++++ DATA IN THIS EXERCISE
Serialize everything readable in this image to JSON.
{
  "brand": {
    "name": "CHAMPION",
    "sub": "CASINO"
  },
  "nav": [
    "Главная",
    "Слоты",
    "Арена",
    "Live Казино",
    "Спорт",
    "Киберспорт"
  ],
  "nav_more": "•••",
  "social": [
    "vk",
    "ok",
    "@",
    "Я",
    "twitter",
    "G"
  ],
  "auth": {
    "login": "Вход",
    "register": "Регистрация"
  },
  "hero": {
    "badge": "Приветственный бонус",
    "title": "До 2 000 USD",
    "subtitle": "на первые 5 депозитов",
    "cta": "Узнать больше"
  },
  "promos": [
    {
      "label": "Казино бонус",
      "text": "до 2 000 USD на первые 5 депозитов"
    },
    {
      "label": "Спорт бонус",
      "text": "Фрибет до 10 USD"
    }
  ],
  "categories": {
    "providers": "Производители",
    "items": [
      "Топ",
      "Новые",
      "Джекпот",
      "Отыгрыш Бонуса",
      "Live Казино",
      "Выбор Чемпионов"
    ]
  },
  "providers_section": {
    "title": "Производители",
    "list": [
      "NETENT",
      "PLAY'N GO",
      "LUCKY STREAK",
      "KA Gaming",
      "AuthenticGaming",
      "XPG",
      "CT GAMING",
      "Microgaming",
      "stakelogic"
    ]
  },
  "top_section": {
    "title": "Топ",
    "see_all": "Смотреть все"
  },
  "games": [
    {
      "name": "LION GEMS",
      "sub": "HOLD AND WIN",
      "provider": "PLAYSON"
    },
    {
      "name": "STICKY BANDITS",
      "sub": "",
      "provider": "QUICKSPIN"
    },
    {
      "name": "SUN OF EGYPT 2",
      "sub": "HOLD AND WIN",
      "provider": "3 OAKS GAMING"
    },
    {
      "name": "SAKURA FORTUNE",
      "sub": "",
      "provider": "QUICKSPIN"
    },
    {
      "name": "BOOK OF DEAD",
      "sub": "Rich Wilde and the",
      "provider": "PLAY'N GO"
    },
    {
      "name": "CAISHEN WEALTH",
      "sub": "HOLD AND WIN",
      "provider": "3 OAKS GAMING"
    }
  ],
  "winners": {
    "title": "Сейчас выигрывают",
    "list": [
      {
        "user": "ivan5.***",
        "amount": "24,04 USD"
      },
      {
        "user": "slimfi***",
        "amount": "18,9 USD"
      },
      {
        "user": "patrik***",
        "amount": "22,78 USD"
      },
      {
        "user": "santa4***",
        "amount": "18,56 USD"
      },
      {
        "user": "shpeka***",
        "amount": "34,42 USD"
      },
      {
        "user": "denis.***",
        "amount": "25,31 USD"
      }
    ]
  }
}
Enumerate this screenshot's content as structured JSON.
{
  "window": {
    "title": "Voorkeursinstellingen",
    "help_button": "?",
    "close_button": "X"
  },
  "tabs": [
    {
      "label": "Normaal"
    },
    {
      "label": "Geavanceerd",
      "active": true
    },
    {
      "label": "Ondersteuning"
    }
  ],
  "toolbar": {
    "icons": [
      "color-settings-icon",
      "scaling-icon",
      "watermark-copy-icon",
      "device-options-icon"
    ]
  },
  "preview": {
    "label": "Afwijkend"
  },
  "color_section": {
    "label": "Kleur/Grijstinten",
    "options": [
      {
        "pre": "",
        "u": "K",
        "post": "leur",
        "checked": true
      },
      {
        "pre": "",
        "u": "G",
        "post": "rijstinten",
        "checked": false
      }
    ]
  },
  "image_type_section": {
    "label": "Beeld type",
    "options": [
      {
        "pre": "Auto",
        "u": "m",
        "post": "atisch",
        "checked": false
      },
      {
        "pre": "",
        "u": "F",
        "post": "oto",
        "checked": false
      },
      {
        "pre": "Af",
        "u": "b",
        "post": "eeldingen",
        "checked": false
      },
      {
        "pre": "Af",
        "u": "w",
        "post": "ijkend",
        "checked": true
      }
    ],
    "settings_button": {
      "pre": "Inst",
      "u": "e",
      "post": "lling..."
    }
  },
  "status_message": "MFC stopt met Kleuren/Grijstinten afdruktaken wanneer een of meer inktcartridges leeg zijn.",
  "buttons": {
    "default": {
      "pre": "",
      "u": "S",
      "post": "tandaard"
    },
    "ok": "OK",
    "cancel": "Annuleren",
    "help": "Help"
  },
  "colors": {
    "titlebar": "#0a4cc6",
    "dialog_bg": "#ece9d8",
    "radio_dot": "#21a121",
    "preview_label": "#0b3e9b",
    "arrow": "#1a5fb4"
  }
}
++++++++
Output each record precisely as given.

■ SOLVED EXERCISE
Serialize everything readable in this image to JSON.
{
  "brand": {
    "name": "CHAMPION",
    "sub": "CASINO"
  },
  "nav": [
    "Главная",
    "Слоты",
    "Арена",
    "Live Казино",
    "Спорт",
    "Киберспорт"
  ],
  "nav_more": "•••",
  "social": [
    "vk",
    "ok",
    "@",
    "Я",
    "twitter",
    "G"
  ],
  "auth": {
    "login": "Вход",
    "register": "Регистрация"
  },
  "hero": {
    "badge": "Приветственный бонус",
    "title": "До 2 000 USD",
    "subtitle": "на первые 5 депозитов",
    "cta": "Узнать больше"
  },
  "promos": [
    {
      "label": "Казино бонус",
      "text": "до 2 000 USD на первые 5 депозитов"
    },
    {
      "label": "Спорт бонус",
      "text": "Фрибет до 10 USD"
    }
  ],
  "categories": {
    "providers": "Производители",
    "items": [
      "Топ",
      "Новые",
      "Джекпот",
      "Отыгрыш Бонуса",
      "Live Казино",
      "Выбор Чемпионов"
    ]
  },
  "providers_section": {
    "title": "Производители",
    "list": [
      "NETENT",
      "PLAY'N GO",
      "LUCKY STREAK",
      "KA Gaming",
      "AuthenticGaming",
      "XPG",
      "CT GAMING",
      "Microgaming",
      "stakelogic"
    ]
  },
  "top_section": {
    "title": "Топ",
    "see_all": "Смотреть все"
  },
  "games": [
    {
      "name": "LION GEMS",
      "sub": "HOLD AND WIN",
      "provider": "PLAYSON"
    },
    {
      "name": "STICKY BANDITS",
      "sub": "",
      "provider": "QUICKSPIN"
    },
    {
      "name": "SUN OF EGYPT 2",
      "sub": "HOLD AND WIN",
      "provider": "3 OAKS GAMING"
    },
    {
      "name": "SAKURA FORTUNE",
      "sub": "",
      "provider": "QUICKSPIN"
    },
    {
      "name": "BOOK OF DEAD",
      "sub": "Rich Wilde and the",
      "provider": "PLAY'N GO"
    },
    {
      "name": "CAISHEN WEALTH",
      "sub": "HOLD AND WIN",
      "provider": "3 OAKS GAMING"
    }
  ],
  "winners": {
    "title": "Сейчас выигрывают",
    "list": [
      {
        "user": "ivan5.***",
        "amount": "24,04 USD"
      },
      {
        "user": "slimfi***",
        "amount": "18,9 USD"
      },
      {
        "user": "patrik***",
        "amount": "22,78 USD"
      },
      {
        "user": "santa4***",
        "amount": "18,56 USD"
      },
      {
        "user": "shpeka***",
        "amount": "34,42 USD"
      },
      {
        "user": "denis.***",
        "amount": "25,31 USD"
      }
    ]
  }
}
Enumerate this screenshot's content as structured JSON.
{
  "window": {
    "title": "Voorkeursinstellingen",
    "help_button": "?",
    "close_button": "X"
  },
  "tabs": [
    {
      "label": "Normaal"
    },
    {
      "label": "Geavanceerd",
      "active": true
    },
    {
      "label": "Ondersteuning"
    }
  ],
  "toolbar": {
    "icons": [
      "color-settings-icon",
      "scaling-icon",
      "watermark-copy-icon",
      "device-options-icon"
    ]
  },
  "preview": {
    "label": "Afwijkend"
  },
  "color_section": {
    "label": "Kleur/Grijstinten",
    "options": [
      {
        "pre": "",
        "u": "K",
        "post": "leur",
        "checked": true
      },
      {
        "pre": "",
        "u": "G",
        "post": "rijstinten",
        "checked": false
      }
    ]
  },
  "image_type_section": {
    "label": "Beeld type",
    "options": [
      {
        "pre": "Auto",
        "u": "m",
        "post": "atisch",
        "checked": false
      },
      {
        "pre": "",
        "u": "F",
        "post": "oto",
        "checked": false
      },
      {
        "pre": "Af",
        "u": "b",
        "post": "eeldingen",
        "checked": false
      },
      {
        "pre": "Af",
        "u": "w",
        "post": "ijkend",
        "checked": true
      }
    ],
    "settings_button": {
      "pre": "Inst",
      "u": "e",
      "post": "lling..."
    }
  },
  "status_message": "MFC stopt met Kleuren/Grijstinten afdruktaken wanneer een of meer inktcartridges leeg zijn.",
  "buttons": {
    "default": {
      "pre": "",
      "u": "S",
      "post": "tandaard"
    },
    "ok": "OK",
    "cancel": "Annuleren",
    "help": "Help"
  },
  "colors": {
    "titlebar": "#0a4cc6",
    "dialog_bg": "#ece9d8",
    "radio_dot": "#21a121",
    "preview_label": "#0b3e9b",
    "arrow": "#1a5fb4"
  }
}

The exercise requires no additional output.